▶ **Task description**
If a line below contains the string "csrss", copy it out.

(Stored entries)
*** Begin section ***

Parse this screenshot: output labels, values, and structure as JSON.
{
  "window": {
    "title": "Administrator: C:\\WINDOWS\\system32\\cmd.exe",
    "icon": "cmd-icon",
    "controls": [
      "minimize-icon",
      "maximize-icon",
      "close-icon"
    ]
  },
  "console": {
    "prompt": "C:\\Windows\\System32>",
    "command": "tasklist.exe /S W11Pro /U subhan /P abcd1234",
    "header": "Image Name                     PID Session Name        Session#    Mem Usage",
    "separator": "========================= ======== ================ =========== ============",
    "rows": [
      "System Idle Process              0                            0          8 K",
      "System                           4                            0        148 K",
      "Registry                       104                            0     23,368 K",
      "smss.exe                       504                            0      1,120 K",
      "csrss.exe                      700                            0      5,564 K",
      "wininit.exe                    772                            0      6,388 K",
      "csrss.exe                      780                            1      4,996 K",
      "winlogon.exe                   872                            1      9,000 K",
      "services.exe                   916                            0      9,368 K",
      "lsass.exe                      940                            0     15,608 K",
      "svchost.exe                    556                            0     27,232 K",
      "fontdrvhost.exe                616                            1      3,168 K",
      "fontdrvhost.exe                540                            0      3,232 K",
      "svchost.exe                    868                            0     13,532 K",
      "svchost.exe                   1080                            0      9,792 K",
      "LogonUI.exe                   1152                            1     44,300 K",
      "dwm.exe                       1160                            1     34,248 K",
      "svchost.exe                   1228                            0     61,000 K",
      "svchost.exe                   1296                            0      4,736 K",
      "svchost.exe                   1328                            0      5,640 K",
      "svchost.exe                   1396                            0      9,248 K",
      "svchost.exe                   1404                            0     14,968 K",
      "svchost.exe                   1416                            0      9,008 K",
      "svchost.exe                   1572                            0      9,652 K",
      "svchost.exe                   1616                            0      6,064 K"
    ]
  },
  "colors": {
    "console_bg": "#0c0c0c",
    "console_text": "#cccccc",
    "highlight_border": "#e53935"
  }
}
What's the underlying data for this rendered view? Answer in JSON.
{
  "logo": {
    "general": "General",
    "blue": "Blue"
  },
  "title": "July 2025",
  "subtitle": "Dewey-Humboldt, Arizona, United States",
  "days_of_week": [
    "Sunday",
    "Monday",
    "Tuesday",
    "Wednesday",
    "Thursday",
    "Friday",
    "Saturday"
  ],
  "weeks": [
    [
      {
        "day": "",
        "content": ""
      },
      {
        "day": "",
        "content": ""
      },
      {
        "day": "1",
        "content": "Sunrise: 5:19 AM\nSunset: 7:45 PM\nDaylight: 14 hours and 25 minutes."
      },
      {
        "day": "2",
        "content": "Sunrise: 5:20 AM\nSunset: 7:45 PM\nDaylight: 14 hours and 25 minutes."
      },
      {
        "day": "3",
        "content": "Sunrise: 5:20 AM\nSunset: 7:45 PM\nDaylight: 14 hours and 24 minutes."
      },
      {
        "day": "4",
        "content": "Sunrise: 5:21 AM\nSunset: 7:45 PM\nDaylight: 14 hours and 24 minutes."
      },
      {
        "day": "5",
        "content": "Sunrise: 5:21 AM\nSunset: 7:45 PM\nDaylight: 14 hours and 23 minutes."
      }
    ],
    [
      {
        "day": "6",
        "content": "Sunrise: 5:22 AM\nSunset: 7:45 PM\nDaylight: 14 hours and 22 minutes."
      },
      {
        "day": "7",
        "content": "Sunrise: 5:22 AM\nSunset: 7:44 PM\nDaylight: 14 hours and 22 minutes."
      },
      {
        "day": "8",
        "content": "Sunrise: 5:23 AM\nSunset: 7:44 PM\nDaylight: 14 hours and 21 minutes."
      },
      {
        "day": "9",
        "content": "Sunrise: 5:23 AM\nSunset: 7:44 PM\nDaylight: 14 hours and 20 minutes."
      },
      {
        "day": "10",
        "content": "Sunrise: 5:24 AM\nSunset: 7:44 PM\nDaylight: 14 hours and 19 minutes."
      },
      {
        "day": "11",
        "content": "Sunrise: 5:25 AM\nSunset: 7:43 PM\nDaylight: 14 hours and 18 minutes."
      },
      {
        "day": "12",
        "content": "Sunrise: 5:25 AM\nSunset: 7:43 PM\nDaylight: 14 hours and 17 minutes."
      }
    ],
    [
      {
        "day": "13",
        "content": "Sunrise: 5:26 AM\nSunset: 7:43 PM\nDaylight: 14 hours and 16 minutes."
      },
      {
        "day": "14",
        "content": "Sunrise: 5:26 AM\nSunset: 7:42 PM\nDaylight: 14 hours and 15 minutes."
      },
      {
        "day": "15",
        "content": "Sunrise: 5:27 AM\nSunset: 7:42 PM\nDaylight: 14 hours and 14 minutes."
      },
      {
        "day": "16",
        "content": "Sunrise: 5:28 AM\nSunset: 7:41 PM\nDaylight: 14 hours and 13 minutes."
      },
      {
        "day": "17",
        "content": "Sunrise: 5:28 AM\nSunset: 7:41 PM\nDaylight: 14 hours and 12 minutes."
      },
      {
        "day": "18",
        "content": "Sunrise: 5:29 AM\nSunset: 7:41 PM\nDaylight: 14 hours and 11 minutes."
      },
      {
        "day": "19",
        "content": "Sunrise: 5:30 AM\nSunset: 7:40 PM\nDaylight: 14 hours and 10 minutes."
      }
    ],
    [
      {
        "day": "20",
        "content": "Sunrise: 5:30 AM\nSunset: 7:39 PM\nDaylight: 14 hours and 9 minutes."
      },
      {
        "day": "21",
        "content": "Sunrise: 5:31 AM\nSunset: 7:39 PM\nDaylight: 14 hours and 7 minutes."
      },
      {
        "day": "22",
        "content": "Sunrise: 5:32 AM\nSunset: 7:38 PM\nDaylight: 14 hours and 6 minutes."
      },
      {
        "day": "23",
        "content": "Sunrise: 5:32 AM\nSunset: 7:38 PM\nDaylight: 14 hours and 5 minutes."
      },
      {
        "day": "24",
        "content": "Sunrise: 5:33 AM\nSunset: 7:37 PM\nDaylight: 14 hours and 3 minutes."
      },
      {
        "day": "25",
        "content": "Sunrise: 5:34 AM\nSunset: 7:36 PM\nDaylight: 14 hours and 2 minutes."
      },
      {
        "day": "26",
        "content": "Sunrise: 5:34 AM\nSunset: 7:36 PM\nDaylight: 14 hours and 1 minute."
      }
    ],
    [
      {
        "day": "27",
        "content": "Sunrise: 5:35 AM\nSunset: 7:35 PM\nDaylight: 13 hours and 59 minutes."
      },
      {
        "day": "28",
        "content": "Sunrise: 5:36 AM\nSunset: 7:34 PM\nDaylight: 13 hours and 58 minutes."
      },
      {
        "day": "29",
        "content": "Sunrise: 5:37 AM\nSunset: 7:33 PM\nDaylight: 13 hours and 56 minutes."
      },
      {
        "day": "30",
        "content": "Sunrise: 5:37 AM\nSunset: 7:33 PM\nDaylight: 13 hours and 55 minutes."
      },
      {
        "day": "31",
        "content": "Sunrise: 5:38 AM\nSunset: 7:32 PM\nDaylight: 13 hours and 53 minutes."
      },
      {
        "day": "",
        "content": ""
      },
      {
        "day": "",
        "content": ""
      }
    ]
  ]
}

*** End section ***

▶ **Response for this exercise**
      "csrss.exe                      700                            0      5,564 K",
      "csrss.exe                      780                            1      4,996 K",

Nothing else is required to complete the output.